It was at times like this I missed my Baba. He had been gone for two years now and each day had stayed as hard as the last one for my family. I was too young to really remember him but the stories Bhishma told me about him made me swell with pride.
“He was the best sand miner in the entire valley,” he had told me one night not long after he had passed. “He could reach the river bed and be back up with a full bowl of sand twice over before anyone else had even reached the bottom.
“He was fast and strong. He would never let the filthy saanps take away our home.”
It was only a few days now until the builders came. The man with his clipboard was already in the village over. Ticking names and marking houses. These were the people that would be moved somewhere else, the ‘lucky’ ones that would get moved somewhere else.
Lucky was not the right word, even I knew that, India was vast and exciting but people had lived in the same land for hundreds of years; moving them from there home would scar them for generations more.
The clipboard man would never come here, not to our small village. We weren’t even deemed worthy of getting moved, I doubted he even knew we were here.
It was sad to think in a few short days that all everything I had ever known would be sunk deep beneath a reservoir behind a dam very soon. Stupid saanps. I hurled a rock into the water and watched it splash and ripple out.
“How does the city live now?” I asked.
“What do you mean?” she asked as she stopped scrubbing my red shorts.
“If they need the water, how do they live now without it?”
“They have water little curious parinda, they need more.”
“But do they know what they are doing to us?” I didn’t quite understand that there was anything other than mild teasing in the world.
“Some do, some don’t, most don’t care, this is an India of industrialization not of Ghandian love.”
I knew about Mohandus Ghandi, he had given us independence from the British and without harming anyone. My mother was a massive fan and often cited him to me as a role model for peace and love. She wanted me to grow up as a man of tranquility, even at my tender age I knew these words better than most as she spoke them so often. However, one word stood out.
“What is an inbustranish?” my lips asked too inexperienced to pronounce it right.
“An indust-rial-ist,” she sounded out, “is a ma who is greedy beyond all reason. He sees nothing but rupees and directs his life to selfish goals.”

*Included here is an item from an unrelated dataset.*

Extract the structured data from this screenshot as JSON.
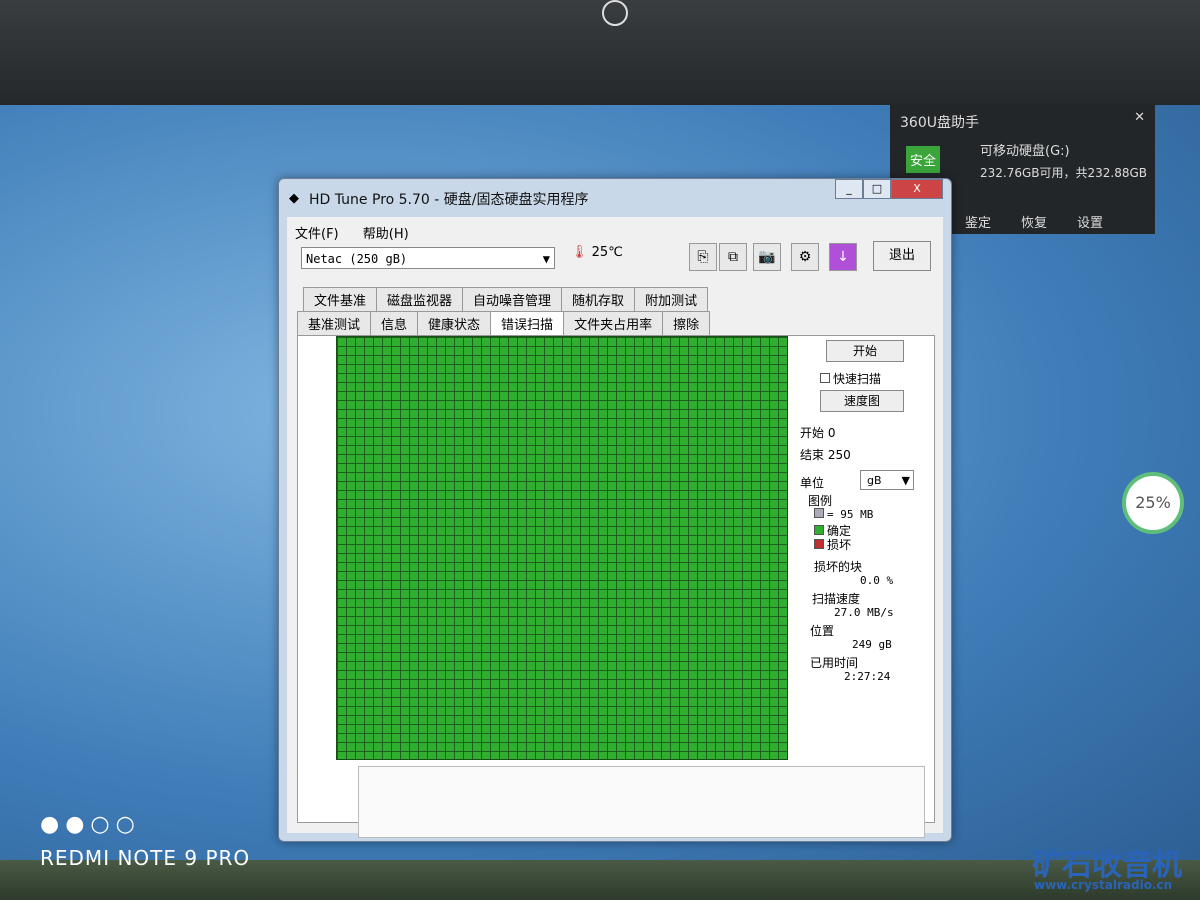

“But aren’t rupees good ammee?”
“They can be, but often people see nothing other than rupees and do things to harm other people.”
“Like taking away our home?”
“Exactly, they promise to make India a powerful country once again.”
“Is it worth it?”
“It depends if you are looking at rupees or kindness.”
“And we are looking at kindness?”
“I am. You are allowed to look at either one you prefer.”
That made me pause for a moment. I had never thought of myself as having an opinion different from my ammee’s. I lived in a world of kindness and look where it had got us. Mining sand from a river, that would soon become a reservoir; washing our clothes with soap made from debris in the forest; not even being noticed by men that will take away everything we have ever known.
The world did not seem to be one of kindness. It seemed to be one that revolved around rupees, and how could anyone change it if they did not follow its current rules?
Rupees, for most, may be synonymous with unkindness and I guess it always would. Unless someone changed it.
I looked out onto the glittering surface of the river beneath the sun. My brothers body breaking its diamond body. As I thought of the man and the clipboard, so ready to take all this away with one stupid line from his plastic stick, I was filled with a feeling that I usually only felt when Bhishma hid my blanket at night; except stronger.
I threw another rock into the river. I was angry, really angry.
Pani – Water
Ghora – Horse
Ammee – Mother
Baba – Father
Saanps – Snake
Parinda – Bird